Conservators wield some impressive photo-processing skills, in no small part because of the extensive photographic documentation we do in our work. We use our image-processing skills for research purposes, too.
Right now I’m taking multispectral photos of limestone funerary stelae from the Roman Egyptian city of Terenouthis so that I can begin to characterize the pigments that were used to paint them. Pigments reflect, absorb, and/or luminesce ultraviolet, visible, and infrared light in characteristic ways, but capturing a good image of these photo-chemical responses can be challenging.
Happy fall from the Kelsey Conservation Lab! In celebration of my favorite season, Suzanne and I bring you this gem from our conservation image archive: multispectral CANDY CORN! Here in the Conservation Lab we use multispectral imaging (MSI) primarily for research. MSI involves illuminating artifacts with ultraviolet, visible, and infrared light, and then capturing the results in an image. Some ancient pigments and dyes reflect and emit light in characteristic ways, and MSI can be used to identify them. We also occasionally deploy MSI for the sheer fun of it — because who wouldn’t want to see what their favorite corn syrup-infused Halloween candy looks like under ultraviolet light?

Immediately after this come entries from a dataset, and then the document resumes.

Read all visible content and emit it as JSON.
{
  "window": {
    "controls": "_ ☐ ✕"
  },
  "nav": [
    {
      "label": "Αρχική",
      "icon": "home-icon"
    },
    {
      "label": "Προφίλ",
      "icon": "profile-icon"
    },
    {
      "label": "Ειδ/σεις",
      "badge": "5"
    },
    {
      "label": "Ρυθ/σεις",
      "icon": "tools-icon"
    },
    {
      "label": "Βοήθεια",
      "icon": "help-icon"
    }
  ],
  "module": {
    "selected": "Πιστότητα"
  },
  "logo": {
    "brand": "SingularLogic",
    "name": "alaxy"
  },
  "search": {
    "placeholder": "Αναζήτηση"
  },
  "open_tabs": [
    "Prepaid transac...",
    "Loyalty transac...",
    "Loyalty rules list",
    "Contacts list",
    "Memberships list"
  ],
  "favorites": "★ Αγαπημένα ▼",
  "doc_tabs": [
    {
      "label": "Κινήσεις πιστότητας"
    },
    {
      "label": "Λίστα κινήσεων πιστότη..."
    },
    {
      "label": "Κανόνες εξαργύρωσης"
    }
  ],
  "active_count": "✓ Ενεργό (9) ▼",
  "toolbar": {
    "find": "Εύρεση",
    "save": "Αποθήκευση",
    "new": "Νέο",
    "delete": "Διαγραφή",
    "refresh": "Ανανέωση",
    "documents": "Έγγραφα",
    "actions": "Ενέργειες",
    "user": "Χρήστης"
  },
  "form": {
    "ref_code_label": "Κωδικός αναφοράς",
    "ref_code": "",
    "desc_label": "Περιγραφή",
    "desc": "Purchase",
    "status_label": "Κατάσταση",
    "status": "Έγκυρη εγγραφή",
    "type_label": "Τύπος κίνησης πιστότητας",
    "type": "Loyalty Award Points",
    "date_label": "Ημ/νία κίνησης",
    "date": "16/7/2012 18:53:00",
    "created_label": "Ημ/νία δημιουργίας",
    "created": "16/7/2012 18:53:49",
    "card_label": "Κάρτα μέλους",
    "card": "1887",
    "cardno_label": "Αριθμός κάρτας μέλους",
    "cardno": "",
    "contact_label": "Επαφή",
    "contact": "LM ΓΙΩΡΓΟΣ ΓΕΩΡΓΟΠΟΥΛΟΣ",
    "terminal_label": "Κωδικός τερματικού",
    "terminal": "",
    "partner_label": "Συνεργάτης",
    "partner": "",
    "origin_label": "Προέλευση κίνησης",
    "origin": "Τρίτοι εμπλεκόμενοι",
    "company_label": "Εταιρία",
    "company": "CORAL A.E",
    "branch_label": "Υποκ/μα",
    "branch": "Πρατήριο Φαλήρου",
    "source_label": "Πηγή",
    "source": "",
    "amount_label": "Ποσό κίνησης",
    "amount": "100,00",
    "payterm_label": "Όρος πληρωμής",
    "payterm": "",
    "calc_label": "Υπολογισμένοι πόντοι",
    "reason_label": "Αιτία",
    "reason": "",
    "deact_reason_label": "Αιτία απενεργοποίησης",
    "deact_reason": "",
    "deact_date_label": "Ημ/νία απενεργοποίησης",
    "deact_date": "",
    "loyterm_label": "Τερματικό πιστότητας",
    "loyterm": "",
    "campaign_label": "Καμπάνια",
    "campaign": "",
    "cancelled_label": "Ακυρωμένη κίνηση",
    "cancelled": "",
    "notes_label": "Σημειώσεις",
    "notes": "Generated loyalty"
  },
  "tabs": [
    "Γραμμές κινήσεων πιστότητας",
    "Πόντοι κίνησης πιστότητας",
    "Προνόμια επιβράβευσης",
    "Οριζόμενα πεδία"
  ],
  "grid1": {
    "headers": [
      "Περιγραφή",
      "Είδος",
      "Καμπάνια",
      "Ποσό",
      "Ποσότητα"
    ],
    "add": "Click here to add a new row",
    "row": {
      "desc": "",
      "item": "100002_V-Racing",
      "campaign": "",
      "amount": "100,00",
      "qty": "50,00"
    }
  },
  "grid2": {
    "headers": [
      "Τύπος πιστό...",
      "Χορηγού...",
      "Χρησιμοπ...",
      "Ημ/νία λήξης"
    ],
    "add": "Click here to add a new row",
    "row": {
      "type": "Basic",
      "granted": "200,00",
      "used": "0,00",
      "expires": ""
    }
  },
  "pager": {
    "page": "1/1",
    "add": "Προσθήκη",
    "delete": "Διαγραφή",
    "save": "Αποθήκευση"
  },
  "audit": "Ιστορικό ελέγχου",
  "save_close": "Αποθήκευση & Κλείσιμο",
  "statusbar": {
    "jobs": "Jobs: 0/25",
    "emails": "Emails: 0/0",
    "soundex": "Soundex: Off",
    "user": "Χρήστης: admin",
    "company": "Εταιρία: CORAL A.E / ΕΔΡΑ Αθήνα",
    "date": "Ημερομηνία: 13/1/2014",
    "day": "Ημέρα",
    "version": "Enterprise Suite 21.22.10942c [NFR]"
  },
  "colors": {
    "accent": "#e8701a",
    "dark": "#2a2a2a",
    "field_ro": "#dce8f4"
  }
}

The image above presents candy corn four ways. Starting at the upper left, the first is in visible light (VIS), or how you’d expect your candy corn to look in a glass dish on your coffee table. Below that we have longwave ultraviolet light (UVL), which causes the candies’ ingredients — possibly the food dyes — to fluoresce different colors. (Cool! And slightly disturbing?) The black-and-white image at the upper right (IRR) shows the candy in infrared light, revealing that candy corn is pretty darn good at reflecting infrared radiation. (Who knew?) And finally we have an infrared false color image (IRR-FC), which transforms the infrared reflectance into distinct colors. This is a post-photo capture process that can help ID pigments, and could tell us something about the food dyes if only we had a multispectral database of such things. (A girl can dream ….)
I for one will continue to consume candy corn in spite of all this information, because nostalgia is a powerful thing, my friends. Thanks for tuning in to our blogroll, and many thanks to former graduate intern Janelle Batkin-Hall for capturing these inspired multispectral candy corn images.